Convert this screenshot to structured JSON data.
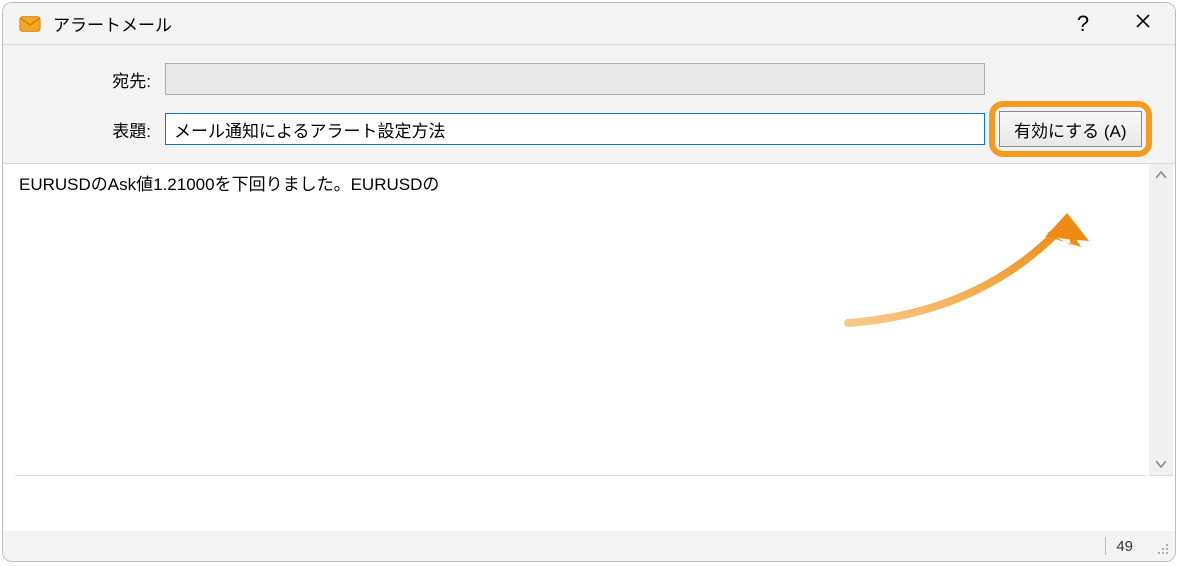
{
  "window": {
    "title": "アラートメール"
  },
  "form": {
    "to_label": "宛先:",
    "to_value": "",
    "subject_label": "表題:",
    "subject_value": "メール通知によるアラート設定方法",
    "enable_button": "有効にする (A)"
  },
  "body": {
    "text": "EURUSDのAsk値1.21000を下回りました。EURUSDの"
  },
  "status": {
    "char_count": "49"
  },
  "icons": {
    "app": "mail-icon",
    "help": "help-icon",
    "close": "close-icon",
    "scroll_up": "chevron-up-icon",
    "scroll_down": "chevron-down-icon",
    "resize": "resize-grip-icon"
  },
  "annotation": {
    "highlight": "enable-button-highlight",
    "arrow": "annotation-arrow"
  }
}
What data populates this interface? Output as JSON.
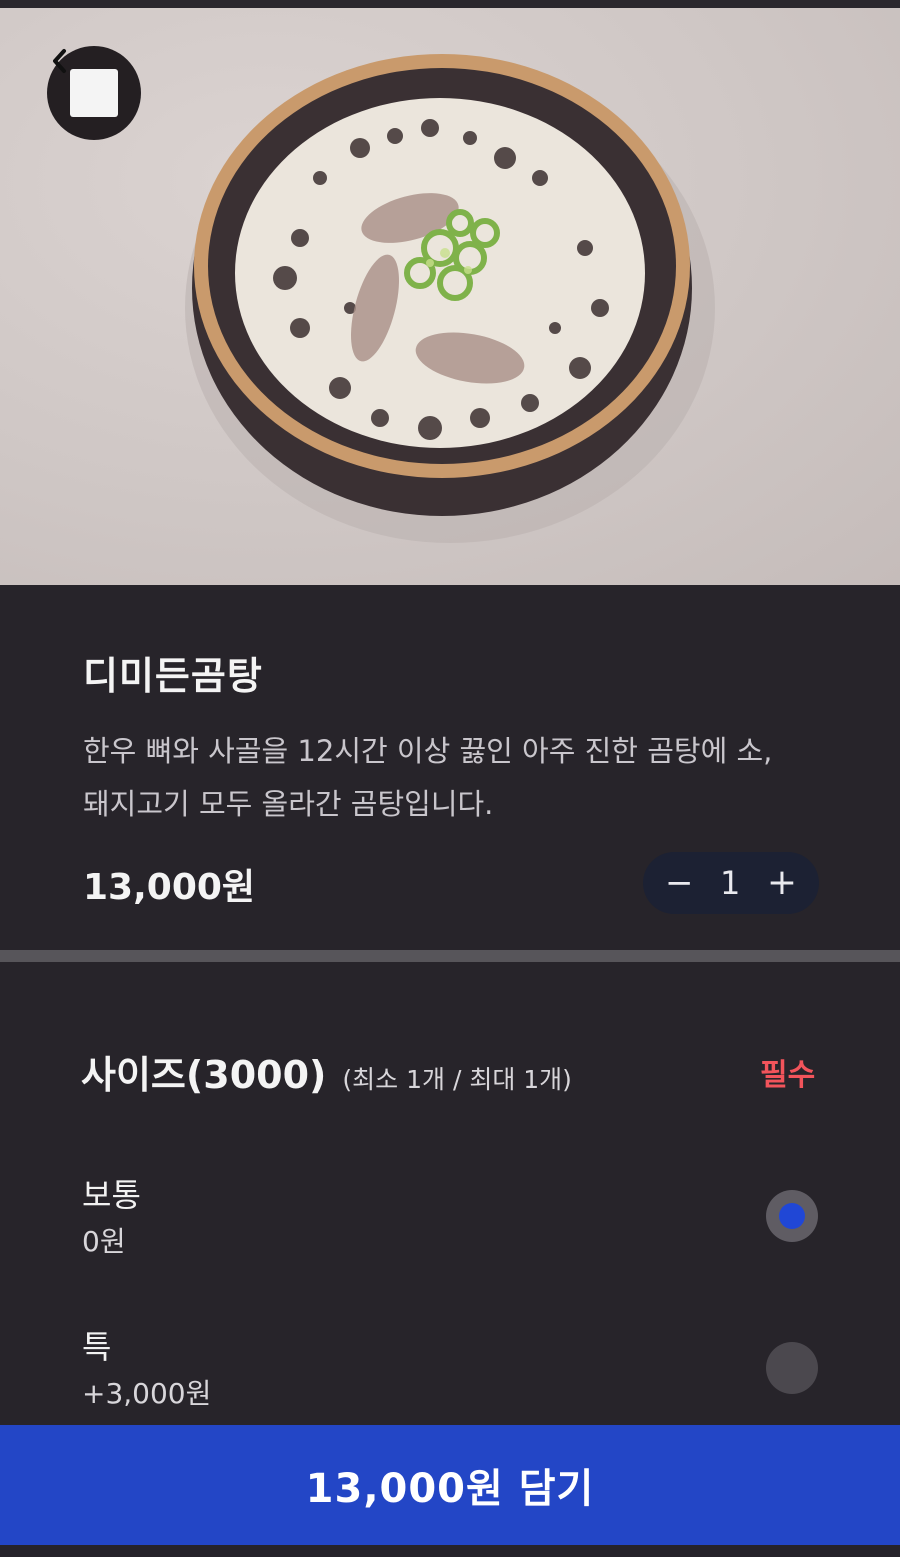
{
  "header": {
    "back_icon": "chevron-left-icon"
  },
  "product": {
    "image_alt": "bowl of beef bone soup",
    "title": "디미든곰탕",
    "description_line1": "한우 뼈와 사골을 12시간 이상 끓인 아주 진한 곰탕에 소,",
    "description_line2": "돼지고기 모두 올라간 곰탕입니다.",
    "price": "13,000원",
    "quantity": {
      "minus_label": "−",
      "value": "1",
      "plus_label": "+"
    }
  },
  "option_group": {
    "title": "사이즈(3000)",
    "limit": "(최소 1개 / 최대 1개)",
    "required_label": "필수",
    "choices": [
      {
        "name": "보통",
        "price": "0원",
        "selected": true
      },
      {
        "name": "특",
        "price": "+3,000원",
        "selected": false
      }
    ]
  },
  "footer": {
    "cart_button_label": "13,000원 담기"
  },
  "colors": {
    "background": "#27242a",
    "accent_blue": "#2346c6",
    "required_red": "#f2545b",
    "stepper_bg": "#1c2133"
  }
}
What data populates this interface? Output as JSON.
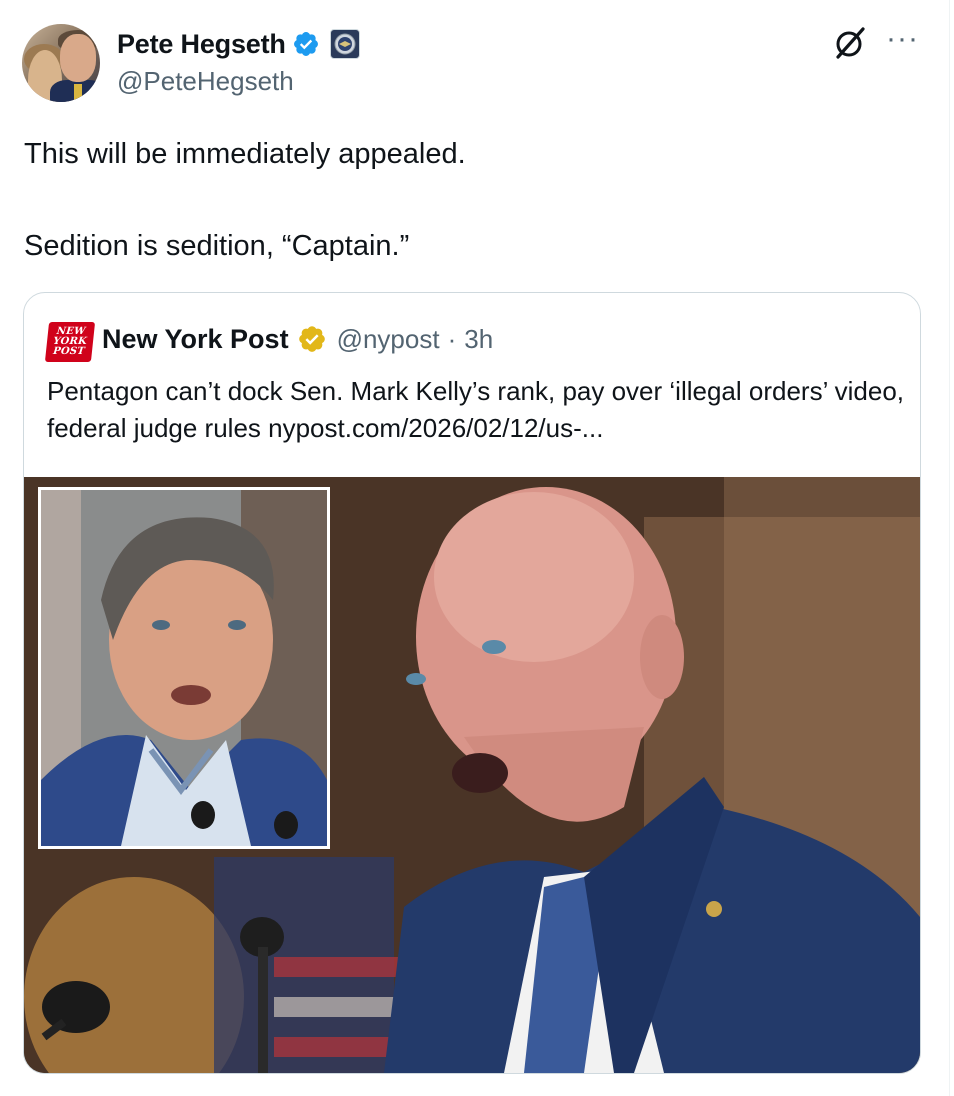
{
  "author": {
    "display_name": "Pete Hegseth",
    "handle": "@PeteHegseth",
    "verified": true,
    "affiliate_badge": "department-seal-icon"
  },
  "header_actions": {
    "grok_icon": "grok-icon",
    "more_label": "···"
  },
  "tweet": {
    "line1": "This will be immediately appealed.",
    "line2": "Sedition is sedition, “Captain.”"
  },
  "quoted": {
    "logo_lines": [
      "NEW",
      "YORK",
      "POST"
    ],
    "name": "New York Post",
    "handle": "@nypost",
    "separator": "·",
    "time": "3h",
    "text": "Pentagon can’t dock Sen. Mark Kelly’s rank, pay over ‘illegal orders’ video, federal judge rules nypost.com/2026/02/12/us-...",
    "verified_color": "#e2b719"
  },
  "colors": {
    "text": "#0f1419",
    "secondary": "#536471",
    "verified_blue": "#1d9bf0",
    "nyp_red": "#d0021b"
  }
}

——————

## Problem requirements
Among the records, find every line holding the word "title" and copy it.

## Answer below
    "title": "アラートメール"
    "title": "디미든곰탕",
    "title": "사이즈(3000)",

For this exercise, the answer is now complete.